Three stories in the key of: With Sons Like These
Last week, The New York Times reported that Trump had ordered his staff to grant a security clearance to his son-in-law, Jared Kushner, despite objections from senior advisers.
The US president has the legal authority to grant security clearances to anyone he chooses, but the episode has raised fresh questions about whether the president's decision to empower Kushner on a host of sensitive briefs – in particular, relations with Saudi Arabia and broader Middle East peace efforts – threatens US national security.
But Trump isn't the only world leader whose kids (or kids-in-law) are creating headaches.
Here are three more examples:
In Turkey, strongman President Recep Tayyip Erdogan last year appointed his 40-year-old son-in-law Berat Albeyrak to oversee the treasury and finance ministry of the Middle East's largest economy. Like Kushner, Albeyrak has a background in business but is a policy newbie. Observers worry that he isn't prepared to push back against his father-in-law's demands to keep cheap credit and lots of cash flowing into the economy ahead of local elections later this month. That policy has stoked inflation and hobbled the currency as international investors lose confidence in Turkey.
In Brazil, right-wing firebrand Jair Bolsonaro won the presidency in part because he promised to clean up corruption. But barely two months into his term, Bolsonaro's eldest son Flávio is under federal investigation for money-laundering. It seems that young Flávio, a senator from the state of Rio de Janeiro, has transferred suspiciously large sums of money to his personal driver and made questionable purchases of luxury apartments.
In Equatorial Guinea, Teodoro Obiang Nguema, son of the oil-rich country's president, lives a life of excess, which you can follow – along with 115 thousand other people – on his Instagram account. But "Teodorin," as he's known, has also repeatedly been forced to surrender property to foreign corruption investigators.
Several years back, he reached a $30 million settlement with the US Justice Department over misappropriation of public funds that forced him to give up a mansion and a Ferrari. (He did manage to avoid handing over a prized crystal glove worn by Michael Jackson.) Last year, Brazil seized $16 million in cash and watches from his entourage. Just a few weeks ago, Swiss authorities closed a 2016 money laundering probe with a settlement that requires Teodorin to sell two dozen of exotic cars to fund social programs in his home country.
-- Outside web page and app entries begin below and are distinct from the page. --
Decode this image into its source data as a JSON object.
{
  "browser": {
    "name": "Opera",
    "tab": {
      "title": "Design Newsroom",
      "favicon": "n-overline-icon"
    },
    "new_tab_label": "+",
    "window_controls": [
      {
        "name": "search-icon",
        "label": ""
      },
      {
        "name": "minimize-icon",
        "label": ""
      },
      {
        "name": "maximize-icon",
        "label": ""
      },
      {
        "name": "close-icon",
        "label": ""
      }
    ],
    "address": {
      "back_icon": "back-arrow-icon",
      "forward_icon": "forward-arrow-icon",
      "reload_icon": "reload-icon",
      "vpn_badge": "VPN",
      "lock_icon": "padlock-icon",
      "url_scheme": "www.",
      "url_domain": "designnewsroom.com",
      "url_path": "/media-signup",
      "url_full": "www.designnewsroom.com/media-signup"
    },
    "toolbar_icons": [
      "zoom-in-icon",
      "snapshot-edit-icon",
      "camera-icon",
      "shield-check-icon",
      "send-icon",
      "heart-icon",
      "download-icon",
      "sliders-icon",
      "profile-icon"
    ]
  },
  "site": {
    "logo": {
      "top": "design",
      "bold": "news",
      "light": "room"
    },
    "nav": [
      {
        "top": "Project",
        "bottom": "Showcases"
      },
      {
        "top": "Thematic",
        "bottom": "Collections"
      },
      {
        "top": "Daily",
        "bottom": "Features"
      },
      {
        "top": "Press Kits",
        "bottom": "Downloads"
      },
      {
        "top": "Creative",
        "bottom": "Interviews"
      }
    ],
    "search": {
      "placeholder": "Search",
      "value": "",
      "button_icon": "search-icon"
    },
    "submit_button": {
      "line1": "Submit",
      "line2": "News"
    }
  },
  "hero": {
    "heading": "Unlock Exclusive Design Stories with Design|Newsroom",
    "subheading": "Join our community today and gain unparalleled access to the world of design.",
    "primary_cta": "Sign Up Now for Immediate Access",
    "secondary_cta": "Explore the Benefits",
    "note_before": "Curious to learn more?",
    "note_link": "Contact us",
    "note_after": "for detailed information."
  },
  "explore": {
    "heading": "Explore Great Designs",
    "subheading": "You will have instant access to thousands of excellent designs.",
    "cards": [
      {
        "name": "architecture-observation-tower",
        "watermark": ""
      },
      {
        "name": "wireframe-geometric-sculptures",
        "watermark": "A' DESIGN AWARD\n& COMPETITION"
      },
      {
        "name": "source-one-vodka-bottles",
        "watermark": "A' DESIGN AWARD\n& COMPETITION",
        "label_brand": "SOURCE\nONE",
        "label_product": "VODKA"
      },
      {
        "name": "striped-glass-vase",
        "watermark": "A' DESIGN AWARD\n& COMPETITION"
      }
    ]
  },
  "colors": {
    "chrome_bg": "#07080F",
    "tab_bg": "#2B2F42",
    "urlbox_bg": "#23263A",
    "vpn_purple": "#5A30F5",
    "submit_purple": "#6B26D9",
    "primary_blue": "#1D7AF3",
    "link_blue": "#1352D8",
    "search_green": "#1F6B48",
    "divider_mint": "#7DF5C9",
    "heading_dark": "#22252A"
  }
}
Political leaders often see family members as among the few they can trust. But whether the problem is inexperience, incompetence, or greed, sons sometimes burden their fathers with bad news.